Steve B. said...

Certainty? Good God! What do you think you know with certainty? Have not you seen the Matrix?

I'm not aware of much of anyone who's arguing for certitude these days, and certainly not in the post-foundationalist or soft-foundationlist camp (good of you to distinguish between moderate and strong foundationalism, by the way).

the forester said...

Well, Steve B., you seem certain enough of your position on certainty -- enough to mock it as a concept.

Was it The Matrix alone that made you so certain, or did your view of certainty form concrete-hard through philosophical study of other Hollywood hits as well (Total Recall, perhaps)?

Gerald said...

Actually, I think Steve was being tongue in cheek and not attempting an out and out mocking of certainty (or my position-though he may yet disagree). From what I read of his blog (which I will be interacting with as part of my next post) he would want to maintain a certain sort of "reasonable" or "existential" (my words-not his) kind of certainty.

the forester said...

Fair enough -- thanks for informing me of the wider context behind Steve B.'s comment. My apologies.

I do think it worthwhile to suggest that it takes a degree of certainty to declare that nothing can be known with certainty.

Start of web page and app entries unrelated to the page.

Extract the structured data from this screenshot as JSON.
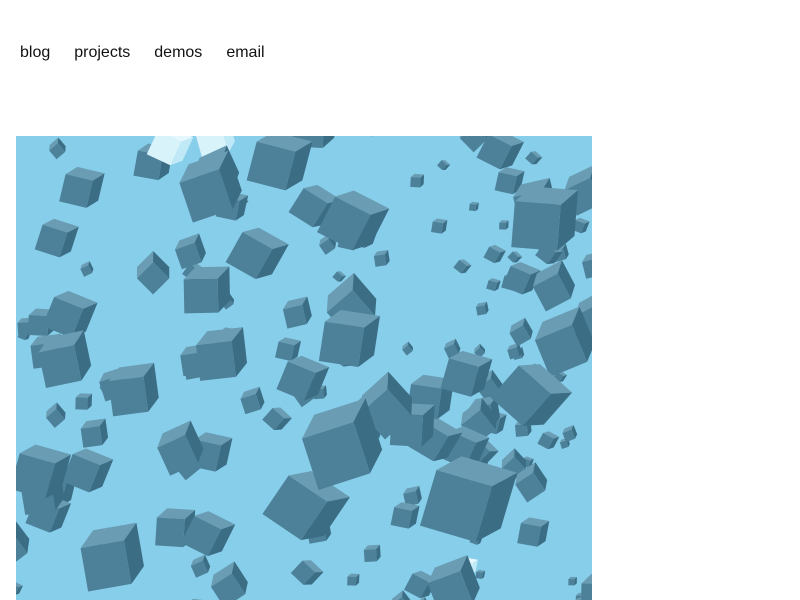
{
  "nav": {
    "items": [
      {
        "label": "blog"
      },
      {
        "label": "projects"
      },
      {
        "label": "demos"
      },
      {
        "label": "email"
      }
    ]
  },
  "scene": {
    "background_color": "#87ceeb",
    "cube_color": "#4d8199",
    "cube_top_color": "#6a9db3",
    "cube_side_color": "#3b6d85",
    "highlight_color": "#e6f8ff"
  }
}
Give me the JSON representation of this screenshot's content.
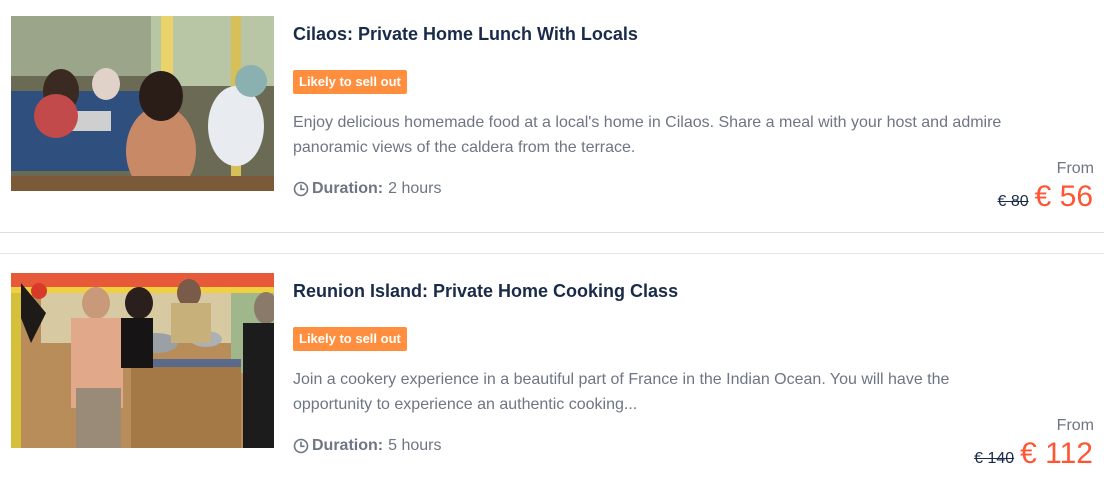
{
  "activities": [
    {
      "title": "Cilaos: Private Home Lunch With Locals",
      "badge": "Likely to sell out",
      "description": "Enjoy delicious homemade food at a local's home in Cilaos. Share a meal with your host and admire panoramic views of the caldera from the terrace.",
      "duration_label": "Duration:",
      "duration_value": "2 hours",
      "from_label": "From",
      "old_price": "€ 80",
      "price": "€ 56"
    },
    {
      "title": "Reunion Island: Private Home Cooking Class",
      "badge": "Likely to sell out",
      "description": "Join a cookery experience in a beautiful part of France in the Indian Ocean. You will have the opportunity to experience an authentic cooking...",
      "duration_label": "Duration:",
      "duration_value": "5 hours",
      "from_label": "From",
      "old_price": "€ 140",
      "price": "€ 112"
    }
  ],
  "icons": {
    "duration": "clock-icon"
  },
  "colors": {
    "badge": "#ff8f3f",
    "price": "#ff5533",
    "title": "#1a2b49",
    "muted": "#6e7583"
  }
}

This is the typical tautological criticism of relativism, of course, but it has teeth in addressing the attitudes behind this discussion. From my experience, those who argue against certainty usually do so with an air that suggests they are quite certain their position is the only one defensible.